| Given entries |

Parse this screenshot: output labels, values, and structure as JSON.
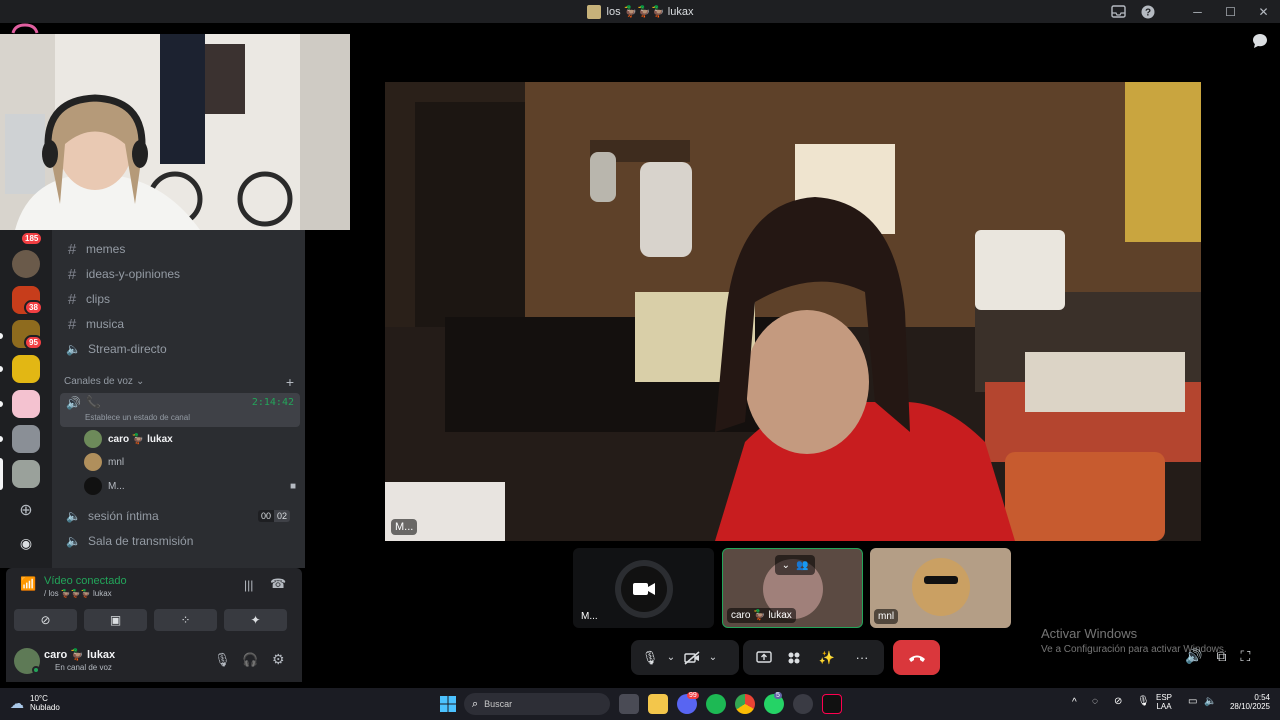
{
  "window": {
    "title": "los 🦆🦆🦆 lukax"
  },
  "servers": {
    "badges": [
      "185",
      "38",
      "95"
    ]
  },
  "channels": {
    "text": [
      {
        "name": "memes"
      },
      {
        "name": "ideas-y-opiniones"
      },
      {
        "name": "clips"
      },
      {
        "name": "musica"
      }
    ],
    "stream": {
      "name": "Stream-directo"
    },
    "voice_category": "Canales de voz",
    "active_voice": {
      "timer": "2:14:42",
      "status_hint": "Establece un estado de canal"
    },
    "members": [
      {
        "name": "caro 🦆 lukax",
        "color": "#f2f3f5",
        "bold": true
      },
      {
        "name": "mnl",
        "color": "#949ba4",
        "bold": false
      },
      {
        "name": "M...",
        "color": "#949ba4",
        "bold": false
      }
    ],
    "other_voice": [
      {
        "name": "sesión íntima",
        "count_a": "00",
        "count_b": "02"
      },
      {
        "name": "Sala de transmisión"
      }
    ]
  },
  "voice_status": {
    "title": "Vídeo conectado",
    "subtitle": "/ los 🦆🦆🦆 lukax",
    "color": "#23a55a"
  },
  "user": {
    "name": "caro 🦆 lukax",
    "status": "En canal de voz"
  },
  "call": {
    "main_label": "M...",
    "tiles": [
      {
        "label": "M..."
      },
      {
        "label": "caro 🦆 lukax"
      },
      {
        "label": "mnl"
      }
    ]
  },
  "watermark": {
    "line1": "Activar Windows",
    "line2": "Ve a Configuración para activar Windows."
  },
  "taskbar": {
    "weather_temp": "10°C",
    "weather_desc": "Nublado",
    "search_placeholder": "Buscar",
    "lang_top": "ESP",
    "lang_bottom": "LAA",
    "time": "0:54",
    "date": "28/10/2025",
    "badge_discord": "99",
    "badge_whatsapp": "5"
  },
  "colors": {
    "accent_green": "#23a55a",
    "hangup_red": "#da373c",
    "badge_red": "#f23f43"
  }
}
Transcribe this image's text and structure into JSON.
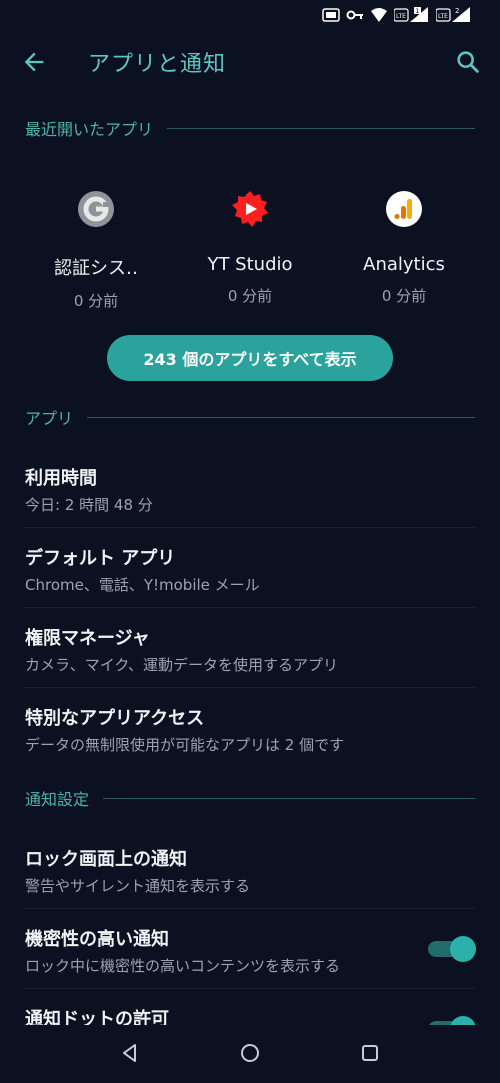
{
  "app_bar": {
    "title": "アプリと通知"
  },
  "status_bar": {
    "sim1": "1",
    "sim2": "2",
    "network": "LTE"
  },
  "recent": {
    "header": "最近開いたアプリ",
    "apps": [
      {
        "name": "認証シス‥",
        "time": "0 分前",
        "icon": "google-authenticator-icon"
      },
      {
        "name": "YT Studio",
        "time": "0 分前",
        "icon": "yt-studio-icon"
      },
      {
        "name": "Analytics",
        "time": "0 分前",
        "icon": "analytics-icon"
      }
    ],
    "show_all_label": "243 個のアプリをすべて表示"
  },
  "apps_section": {
    "header": "アプリ",
    "items": [
      {
        "title": "利用時間",
        "subtitle": "今日: 2 時間 48 分"
      },
      {
        "title": "デフォルト アプリ",
        "subtitle": "Chrome、電話、Y!mobile メール"
      },
      {
        "title": "権限マネージャ",
        "subtitle": "カメラ、マイク、運動データを使用するアプリ"
      },
      {
        "title": "特別なアプリアクセス",
        "subtitle": "データの無制限使用が可能なアプリは 2 個です"
      }
    ]
  },
  "notif_section": {
    "header": "通知設定",
    "items": [
      {
        "title": "ロック画面上の通知",
        "subtitle": "警告やサイレント通知を表示する"
      },
      {
        "title": "機密性の高い通知",
        "subtitle": "ロック中に機密性の高いコンテンツを表示する",
        "toggle_on": true
      },
      {
        "title": "通知ドットの許可",
        "toggle_on": true
      }
    ]
  },
  "colors": {
    "accent": "#2aa39d",
    "background": "#0b1120",
    "header_text": "#4fb3ad"
  }
}
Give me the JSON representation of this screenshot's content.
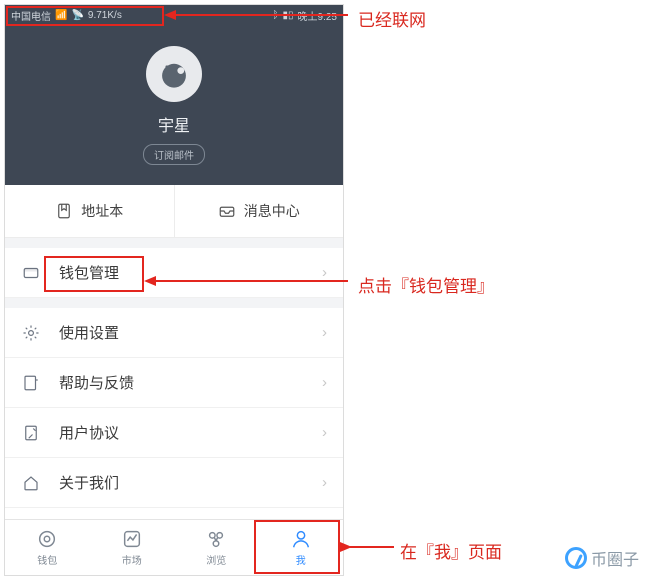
{
  "status_bar": {
    "carrier": "中国电信",
    "speed": "9.71K/s",
    "time": "晚上9:25"
  },
  "profile": {
    "username": "宇星",
    "sub_label": "订阅邮件"
  },
  "quick": {
    "address_book": "地址本",
    "message_center": "消息中心"
  },
  "menu": {
    "wallet_manage": "钱包管理",
    "settings": "使用设置",
    "help": "帮助与反馈",
    "agreement": "用户协议",
    "about": "关于我们"
  },
  "tabs": {
    "wallet": "钱包",
    "market": "市场",
    "browse": "浏览",
    "me": "我"
  },
  "annotations": {
    "networked": "已经联网",
    "click_wallet": "点击『钱包管理』",
    "on_me_page": "在『我』页面"
  },
  "watermark": "币圈子"
}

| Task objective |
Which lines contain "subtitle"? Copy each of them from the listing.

| The answer |
    "subtitle": "/ los 🦆🦆🦆 lukax",
        "subtitle": "今日: 2 時間 48 分"
        "subtitle": "Chrome、電話、Y!mobile メール"
        "subtitle": "カメラ、マイク、運動データを使用するアプリ"
        "subtitle": "データの無制限使用が可能なアプリは 2 個です"
        "subtitle": "警告やサイレント通知を表示する"
        "subtitle": "ロック中に機密性の高いコンテンツを表示する",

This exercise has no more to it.